The problem: Go through the data below. Pull out every line that has the word "script".

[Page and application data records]

= = = =

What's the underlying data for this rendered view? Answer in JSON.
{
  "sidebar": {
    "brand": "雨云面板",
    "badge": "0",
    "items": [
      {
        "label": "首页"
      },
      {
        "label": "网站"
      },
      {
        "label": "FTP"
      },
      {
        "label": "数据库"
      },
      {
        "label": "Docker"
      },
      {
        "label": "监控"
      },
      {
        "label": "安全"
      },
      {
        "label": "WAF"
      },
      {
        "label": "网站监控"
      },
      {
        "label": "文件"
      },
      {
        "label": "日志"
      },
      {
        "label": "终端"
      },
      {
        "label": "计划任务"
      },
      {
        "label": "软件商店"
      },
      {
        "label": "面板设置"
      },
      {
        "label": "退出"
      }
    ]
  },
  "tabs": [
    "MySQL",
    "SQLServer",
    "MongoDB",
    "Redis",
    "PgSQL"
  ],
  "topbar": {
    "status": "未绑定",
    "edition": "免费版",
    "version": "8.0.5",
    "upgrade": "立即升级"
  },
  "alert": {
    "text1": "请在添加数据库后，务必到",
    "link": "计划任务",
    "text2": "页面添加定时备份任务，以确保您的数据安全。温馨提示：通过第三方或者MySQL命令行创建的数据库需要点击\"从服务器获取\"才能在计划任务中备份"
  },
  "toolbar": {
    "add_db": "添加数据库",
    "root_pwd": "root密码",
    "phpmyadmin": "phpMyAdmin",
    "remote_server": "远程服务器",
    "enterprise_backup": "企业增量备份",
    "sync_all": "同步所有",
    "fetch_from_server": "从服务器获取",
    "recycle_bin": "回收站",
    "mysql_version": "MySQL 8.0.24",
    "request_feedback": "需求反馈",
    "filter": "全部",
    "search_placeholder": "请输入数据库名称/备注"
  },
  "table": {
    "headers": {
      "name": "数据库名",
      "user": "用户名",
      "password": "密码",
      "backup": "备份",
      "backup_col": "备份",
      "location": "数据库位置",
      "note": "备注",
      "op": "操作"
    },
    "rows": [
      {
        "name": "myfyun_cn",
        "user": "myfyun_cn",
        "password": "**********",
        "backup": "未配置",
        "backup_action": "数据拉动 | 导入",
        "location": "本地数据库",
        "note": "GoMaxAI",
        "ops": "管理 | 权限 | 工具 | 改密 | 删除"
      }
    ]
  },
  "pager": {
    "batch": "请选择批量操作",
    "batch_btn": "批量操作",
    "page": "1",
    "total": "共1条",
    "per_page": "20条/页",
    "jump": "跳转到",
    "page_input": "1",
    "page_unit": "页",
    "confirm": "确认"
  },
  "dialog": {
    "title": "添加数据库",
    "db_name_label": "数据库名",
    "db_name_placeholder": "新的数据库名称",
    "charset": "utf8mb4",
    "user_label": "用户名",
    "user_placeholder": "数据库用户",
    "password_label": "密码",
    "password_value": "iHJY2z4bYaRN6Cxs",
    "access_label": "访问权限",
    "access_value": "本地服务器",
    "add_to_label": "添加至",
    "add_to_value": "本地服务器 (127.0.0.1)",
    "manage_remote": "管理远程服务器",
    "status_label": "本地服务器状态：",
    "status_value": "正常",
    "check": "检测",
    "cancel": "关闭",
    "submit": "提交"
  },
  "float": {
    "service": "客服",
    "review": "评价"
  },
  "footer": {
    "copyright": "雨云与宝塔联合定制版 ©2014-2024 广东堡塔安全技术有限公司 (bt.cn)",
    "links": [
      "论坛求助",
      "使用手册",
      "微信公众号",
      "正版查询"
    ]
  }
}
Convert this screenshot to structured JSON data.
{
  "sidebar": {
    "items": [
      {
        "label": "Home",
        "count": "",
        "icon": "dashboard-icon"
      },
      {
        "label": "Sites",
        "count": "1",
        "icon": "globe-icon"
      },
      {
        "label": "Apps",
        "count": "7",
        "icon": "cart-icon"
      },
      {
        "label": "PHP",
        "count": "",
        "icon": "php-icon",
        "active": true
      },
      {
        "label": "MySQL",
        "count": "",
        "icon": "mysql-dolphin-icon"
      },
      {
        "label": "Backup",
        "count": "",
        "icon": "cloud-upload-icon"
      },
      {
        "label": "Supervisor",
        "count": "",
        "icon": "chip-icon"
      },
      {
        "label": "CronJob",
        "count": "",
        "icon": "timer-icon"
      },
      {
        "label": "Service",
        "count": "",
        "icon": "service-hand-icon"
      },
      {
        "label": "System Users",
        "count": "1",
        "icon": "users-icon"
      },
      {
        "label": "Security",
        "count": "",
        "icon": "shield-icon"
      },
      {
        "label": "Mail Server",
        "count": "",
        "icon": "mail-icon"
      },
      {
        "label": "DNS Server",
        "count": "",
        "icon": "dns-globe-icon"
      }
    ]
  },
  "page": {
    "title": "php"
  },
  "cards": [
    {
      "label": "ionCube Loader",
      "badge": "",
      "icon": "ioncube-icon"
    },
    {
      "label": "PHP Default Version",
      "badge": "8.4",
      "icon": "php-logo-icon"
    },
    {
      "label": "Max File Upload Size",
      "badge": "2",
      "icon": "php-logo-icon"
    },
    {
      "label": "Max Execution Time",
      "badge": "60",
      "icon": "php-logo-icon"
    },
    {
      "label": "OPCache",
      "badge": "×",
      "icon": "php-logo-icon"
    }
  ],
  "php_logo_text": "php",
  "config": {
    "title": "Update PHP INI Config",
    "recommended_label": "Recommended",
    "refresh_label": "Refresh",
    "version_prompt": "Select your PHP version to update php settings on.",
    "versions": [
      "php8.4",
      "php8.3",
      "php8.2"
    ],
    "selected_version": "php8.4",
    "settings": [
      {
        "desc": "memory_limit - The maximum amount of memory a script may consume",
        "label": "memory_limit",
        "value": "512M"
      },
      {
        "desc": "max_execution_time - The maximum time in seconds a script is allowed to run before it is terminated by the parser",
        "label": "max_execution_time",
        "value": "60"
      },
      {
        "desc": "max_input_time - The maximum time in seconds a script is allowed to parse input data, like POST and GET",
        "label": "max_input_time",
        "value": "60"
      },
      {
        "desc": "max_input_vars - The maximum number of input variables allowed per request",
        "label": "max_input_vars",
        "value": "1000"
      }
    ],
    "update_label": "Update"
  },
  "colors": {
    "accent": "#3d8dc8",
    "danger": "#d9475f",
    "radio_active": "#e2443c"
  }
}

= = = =

Solved problem:
        "desc": "memory_limit - The maximum amount of memory a script may consume",
        "desc": "max_execution_time - The maximum time in seconds a script is allowed to run before it is terminated by the parser",
        "desc": "max_input_time - The maximum time in seconds a script is allowed to parse input data, like POST and GET",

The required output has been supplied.